As all builders know, constructing well-insulated building envelopes is critical for superior energy efficiency. In addition to high-performance materials and sustainable design techniques, the use of spray foam insulation can help builders and developers achieve airtight structures. This product is highly effective for sealing the cracks and crevices in a house or structure, thus greatly reducing air and heat flow. Indeed, the application of spray foam insulation can be an essential factor to a home’s energy-efficiency portfolio.
“For an ultra-high-performance home, or any structure that is utilizing passive solar design, spray foam insulation is a must,” says Jeffrey Dinkle, president of Atlanta-based Eco Custom Homes. “As an air sealer, it is simply the best product,” he says. “Although it may be a more expensive option, it is absolutely worth the cost when evaluated from a life-cycle cost perspective. Over the life of the house, it will pay itself back multiple times.”

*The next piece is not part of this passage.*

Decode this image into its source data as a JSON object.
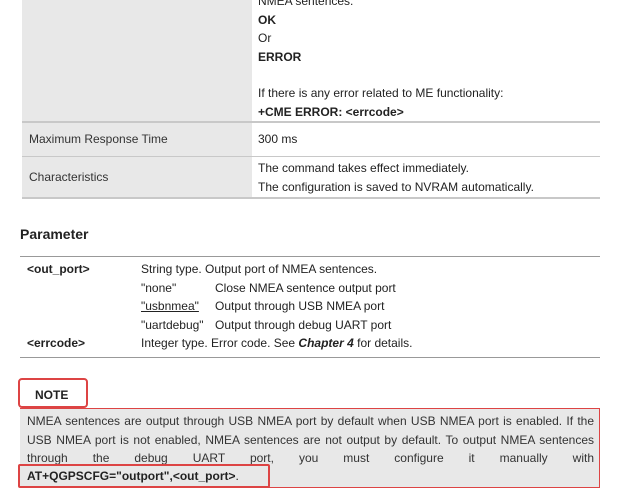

Dinkle utilizes spray foam insulation in building high-performance custom homes that incorporate tight building envelopes. “When using this product, I know the full home cavity is going to be sealed and highly insulated,” Dinkle says. “Spray foam insulation works to close all gaps, down to the nail holes and even the openings around electrical boxes to ensure that the envelope is airtight. This promotes maximum energy efficiency and allows the HVAC systems to operate at peak efficiency.”
In addition to its high insulating qualities and superior air-barrier performance, spray foam insulation also contributes to healthier indoor air quality as well as better sound control, says Teresa Crosato, marketing communications supervisor with Icynene, a maker of environmentally friendly and 100 percent water-blown spray foam insulation.
Icynene offers both low- and medium-density spray foam insulation products for use in residential and commercial projects. Its LD-R-50, a Green Approved Product by the NAHB Research Center that exceeds the renewable content specification set by the USDA BioPreferred program, is a low-density, 0.5-pound spray foam insulation that provides enhanced moisture management and is ideal for use in residential and commercial construction. “One of the key benefits of the low-density (open-cell) spray foam insulation is that it is more of a breathable product and allows water to drain,” Crosato says. “This promotes drying so the original performance of the material is maintained.”
Another product, Icynene MD-R-200, is a 2-pound medium-density foam insulation made with recycled content that offers a high R-value and is appropriate for use in commercial construction due to its enhanced tensile and compressive strength. All of the Icynene products also feature blowing agents with the lowest Global Warming Potential—a measure of greenhouse gas emission potential—and are free from polybrominated diphenyl ethers (PBDEs). “They are a very healthy and green alternative for spray foam insulation,” Crosato says.
According to Dinkle, open-cell spray foam insulation works extremely well for a range of residential home applications. One section of the home where this product can be very effective is the attic. “In the Southeast, the attic can get as hot as 120 degrees in the summer. The current thought with high-performance homes is to condition this space by applying spray foam insulation to the roof rafters,” Dinkle says. “This creates an insulated thermal envelope and greatly reduces the heat pressure in the home.”
Yet another important area for open-cell spray foam insulation is the rim joists around the whole perimeter of the home. “Typically, rim joists are very difficult to insulate and can account for 20 to 30 percent of the air leakage in a home,” Dinkle says. “But also, rim joists are strong conductors of radiant heat and when they—or the attached decks—heat up from the outside, that heat can easily be transferred into the interior of the home. This can be seen through thermal imaging. Therefore, it is critical to use spray foam insulation at these locations in order to prevent air penetration and thermal bridging.”
In addition to open-cell applications, Dinkle says closed-cell spray foam insulation also has its appropriate uses. “Closed-cell insulation should be used in situations where it is desirable to fully eliminate air and vapor permeability,” says Dinkle. “This fits well for use in wine cellars or in the floors and ceilings of mixed-use projects. For example, if a residence is located above a street-level restaurant or café, it’s important to make sure that fumes and odors do not permeate through.”